A few years ago, I was heading on vacation. As many people do before a trip, I made an appointment to get my hair done. At this point, I had been natural for a few years and decided that for this trip, I didn’t want braids I wanted a halo braid. After much research I made an appointment at DryBar, because it wouldn’t be very expensive, and it was close to the nail salon I was going to after. I knew they would be able to style my hair the way I wanted. I detangled my hair completely before coming into the salon and wore it an afro puff.
When I first walked into the salon in Tribeca, I did notice some stares at my hair, but being African-American it’s something you become used to. I was assigned to one stylist who looked absolutely petrified of my hair. I told her what I wanted, and she went to the back. A few minutes later she came back and said that I would be with another stylist; I said fine. My second stylist was incredibly nice, and my hair looked absolutely amazing. She told me that as soon as she saw me, she hoped that she would get me. My stylist was either black or Hispanic, but she was familiar with “other” types of hair.
In recent days, the #actingwhileblack hashtag has been trending as black actors and actresses share their stories about the lack of education with stylists and makeup artists when they’re on set. It’s for this very reason that I’ve never used any beauty services like Glamsquad. Most cosmetology schools still only train their students on how to do Caucasian hair, when there are many people who do not fit into this mold. I could understand not knowing how to do something as specific as braids or a weave, but I do think that if you are a stylist you should be trained on how to do everyone’s hair.
I know for me that my experience at DryBar left an impression on me. It was not only an issue with the stylists, but the front desk staff too was looking at my hair like I had a rat’s nest on my head. To have anyone look at you in this way, is hurtful. Not teaching stylists or makeup artists how to work on non-white hair and skin continues to perpetuate the idea that everyone else is an “other”; that being white is the status quo. This might have worked 50 years ago, but as a society we are trending towards racial ambiguity. It’s hurtful in ways that I don’t think everyone understands. It creates this barrier into treating non-white people as other, and no one should be made to feel that way.

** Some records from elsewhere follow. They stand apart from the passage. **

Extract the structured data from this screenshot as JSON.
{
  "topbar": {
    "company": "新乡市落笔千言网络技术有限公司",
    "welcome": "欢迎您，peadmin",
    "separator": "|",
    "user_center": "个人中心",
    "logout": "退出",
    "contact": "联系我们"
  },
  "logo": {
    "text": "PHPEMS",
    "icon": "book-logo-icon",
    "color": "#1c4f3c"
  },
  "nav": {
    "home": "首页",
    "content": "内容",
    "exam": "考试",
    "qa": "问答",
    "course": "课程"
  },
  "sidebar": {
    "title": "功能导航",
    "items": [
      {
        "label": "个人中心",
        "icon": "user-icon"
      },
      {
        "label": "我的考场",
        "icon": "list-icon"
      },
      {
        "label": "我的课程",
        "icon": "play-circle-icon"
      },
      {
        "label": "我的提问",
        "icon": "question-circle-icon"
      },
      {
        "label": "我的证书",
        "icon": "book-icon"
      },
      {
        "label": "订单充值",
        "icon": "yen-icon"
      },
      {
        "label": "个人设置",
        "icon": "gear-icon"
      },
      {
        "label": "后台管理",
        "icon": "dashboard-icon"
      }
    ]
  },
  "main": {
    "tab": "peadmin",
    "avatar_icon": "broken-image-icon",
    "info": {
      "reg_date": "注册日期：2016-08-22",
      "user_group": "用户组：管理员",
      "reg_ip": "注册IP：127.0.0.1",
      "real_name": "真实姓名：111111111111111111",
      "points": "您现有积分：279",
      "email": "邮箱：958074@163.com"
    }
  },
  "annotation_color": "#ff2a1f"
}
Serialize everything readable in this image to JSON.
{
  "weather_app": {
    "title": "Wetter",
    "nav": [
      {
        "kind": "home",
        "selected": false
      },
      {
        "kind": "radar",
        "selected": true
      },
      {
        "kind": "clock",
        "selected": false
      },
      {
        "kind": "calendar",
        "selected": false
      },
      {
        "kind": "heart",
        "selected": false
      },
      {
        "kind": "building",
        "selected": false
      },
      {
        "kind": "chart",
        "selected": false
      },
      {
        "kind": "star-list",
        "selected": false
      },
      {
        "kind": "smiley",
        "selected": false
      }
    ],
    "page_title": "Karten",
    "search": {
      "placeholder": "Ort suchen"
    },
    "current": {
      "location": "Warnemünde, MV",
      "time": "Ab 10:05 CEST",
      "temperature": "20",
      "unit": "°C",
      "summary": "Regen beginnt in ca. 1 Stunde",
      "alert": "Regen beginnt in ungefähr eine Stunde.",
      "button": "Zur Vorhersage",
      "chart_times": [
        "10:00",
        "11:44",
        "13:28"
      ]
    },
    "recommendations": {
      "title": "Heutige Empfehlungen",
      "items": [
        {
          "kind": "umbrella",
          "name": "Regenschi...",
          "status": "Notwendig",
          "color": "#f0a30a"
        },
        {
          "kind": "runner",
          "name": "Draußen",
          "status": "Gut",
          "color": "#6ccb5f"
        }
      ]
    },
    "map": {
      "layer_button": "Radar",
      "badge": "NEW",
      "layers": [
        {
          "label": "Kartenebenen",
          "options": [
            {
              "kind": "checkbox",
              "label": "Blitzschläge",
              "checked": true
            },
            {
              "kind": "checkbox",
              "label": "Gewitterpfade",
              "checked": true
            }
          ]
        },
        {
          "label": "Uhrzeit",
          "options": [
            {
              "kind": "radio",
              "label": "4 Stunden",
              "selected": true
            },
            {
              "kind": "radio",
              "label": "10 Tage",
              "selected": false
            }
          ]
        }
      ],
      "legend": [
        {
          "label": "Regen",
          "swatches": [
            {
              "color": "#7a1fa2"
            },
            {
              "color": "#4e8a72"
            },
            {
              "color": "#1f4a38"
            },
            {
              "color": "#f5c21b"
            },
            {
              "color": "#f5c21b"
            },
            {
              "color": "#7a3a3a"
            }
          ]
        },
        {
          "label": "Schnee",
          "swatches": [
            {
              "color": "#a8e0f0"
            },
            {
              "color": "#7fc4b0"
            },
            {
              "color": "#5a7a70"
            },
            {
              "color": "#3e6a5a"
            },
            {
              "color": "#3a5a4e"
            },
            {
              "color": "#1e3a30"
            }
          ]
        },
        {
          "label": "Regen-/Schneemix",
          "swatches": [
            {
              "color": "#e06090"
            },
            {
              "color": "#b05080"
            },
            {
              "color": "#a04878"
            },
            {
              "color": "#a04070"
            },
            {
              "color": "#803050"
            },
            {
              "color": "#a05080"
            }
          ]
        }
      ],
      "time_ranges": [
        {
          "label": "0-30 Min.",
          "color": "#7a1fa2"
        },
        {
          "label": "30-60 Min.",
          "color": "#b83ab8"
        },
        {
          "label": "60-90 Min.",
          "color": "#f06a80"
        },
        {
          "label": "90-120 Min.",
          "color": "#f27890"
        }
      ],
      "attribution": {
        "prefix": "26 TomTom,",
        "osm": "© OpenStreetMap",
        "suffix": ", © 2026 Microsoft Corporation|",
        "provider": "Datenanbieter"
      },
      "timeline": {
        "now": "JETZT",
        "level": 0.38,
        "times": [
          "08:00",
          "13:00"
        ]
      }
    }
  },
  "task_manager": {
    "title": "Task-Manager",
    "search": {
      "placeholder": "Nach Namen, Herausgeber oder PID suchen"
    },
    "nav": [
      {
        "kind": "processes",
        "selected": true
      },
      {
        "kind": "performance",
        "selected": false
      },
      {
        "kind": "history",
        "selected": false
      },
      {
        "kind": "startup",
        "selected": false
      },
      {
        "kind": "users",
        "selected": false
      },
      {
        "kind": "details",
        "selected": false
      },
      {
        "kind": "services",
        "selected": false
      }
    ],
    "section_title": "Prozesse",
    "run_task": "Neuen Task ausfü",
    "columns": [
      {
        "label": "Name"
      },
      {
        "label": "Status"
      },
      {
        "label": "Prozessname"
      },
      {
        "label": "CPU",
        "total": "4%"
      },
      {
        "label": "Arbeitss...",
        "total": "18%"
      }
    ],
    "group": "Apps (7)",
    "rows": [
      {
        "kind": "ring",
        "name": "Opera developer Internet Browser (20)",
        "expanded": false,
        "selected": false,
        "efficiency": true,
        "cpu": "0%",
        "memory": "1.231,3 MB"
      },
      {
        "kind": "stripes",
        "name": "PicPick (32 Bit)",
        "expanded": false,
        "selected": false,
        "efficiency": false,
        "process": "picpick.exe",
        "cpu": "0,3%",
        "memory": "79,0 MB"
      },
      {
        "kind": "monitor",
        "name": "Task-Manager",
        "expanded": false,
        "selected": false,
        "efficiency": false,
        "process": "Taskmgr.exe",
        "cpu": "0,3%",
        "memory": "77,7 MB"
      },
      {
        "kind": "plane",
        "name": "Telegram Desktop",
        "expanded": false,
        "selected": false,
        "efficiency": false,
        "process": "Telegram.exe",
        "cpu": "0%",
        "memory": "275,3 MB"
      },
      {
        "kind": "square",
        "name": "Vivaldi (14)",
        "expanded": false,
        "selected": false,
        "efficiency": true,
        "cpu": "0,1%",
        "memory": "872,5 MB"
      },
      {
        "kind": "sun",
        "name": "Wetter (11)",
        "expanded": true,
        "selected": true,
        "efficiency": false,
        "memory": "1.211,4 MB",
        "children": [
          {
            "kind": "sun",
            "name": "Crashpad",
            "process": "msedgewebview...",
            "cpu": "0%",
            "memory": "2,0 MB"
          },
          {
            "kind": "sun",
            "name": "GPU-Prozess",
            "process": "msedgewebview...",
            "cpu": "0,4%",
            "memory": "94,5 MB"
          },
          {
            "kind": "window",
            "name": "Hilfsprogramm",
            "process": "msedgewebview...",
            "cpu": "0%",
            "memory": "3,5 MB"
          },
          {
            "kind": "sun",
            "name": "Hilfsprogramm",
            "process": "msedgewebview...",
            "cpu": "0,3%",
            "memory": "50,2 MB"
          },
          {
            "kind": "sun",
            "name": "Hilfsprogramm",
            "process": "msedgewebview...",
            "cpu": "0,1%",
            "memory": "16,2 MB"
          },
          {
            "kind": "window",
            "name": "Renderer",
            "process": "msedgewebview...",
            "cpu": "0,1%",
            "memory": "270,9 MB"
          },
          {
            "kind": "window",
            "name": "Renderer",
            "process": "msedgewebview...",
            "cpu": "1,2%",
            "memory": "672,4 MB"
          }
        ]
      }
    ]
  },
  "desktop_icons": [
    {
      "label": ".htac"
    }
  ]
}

When I moved to Miami to go to college, I was still relaxing my hair and had gone to a JcPenney location elsewhere in the state. So, when it was time to tame my roots, I called up the closet JcPenney and asked the receptionist who was a stylist that could handle relaxers and who would she recommend? The stylist she recommended was very nice and my hair looked amazing every time I went. There is a DryBar location right by my job and I have on many occasions peeked in to see if any of the stylists would know how to work my hair. I think I would go back, because my hair did end up looking good, but I would first walk in and ask some questions prior to booking my appointment. My hope is that one day any salon I walk into will have a stylist that won’t be scared of my hair. I’ve learned how to tame it, so should a professional.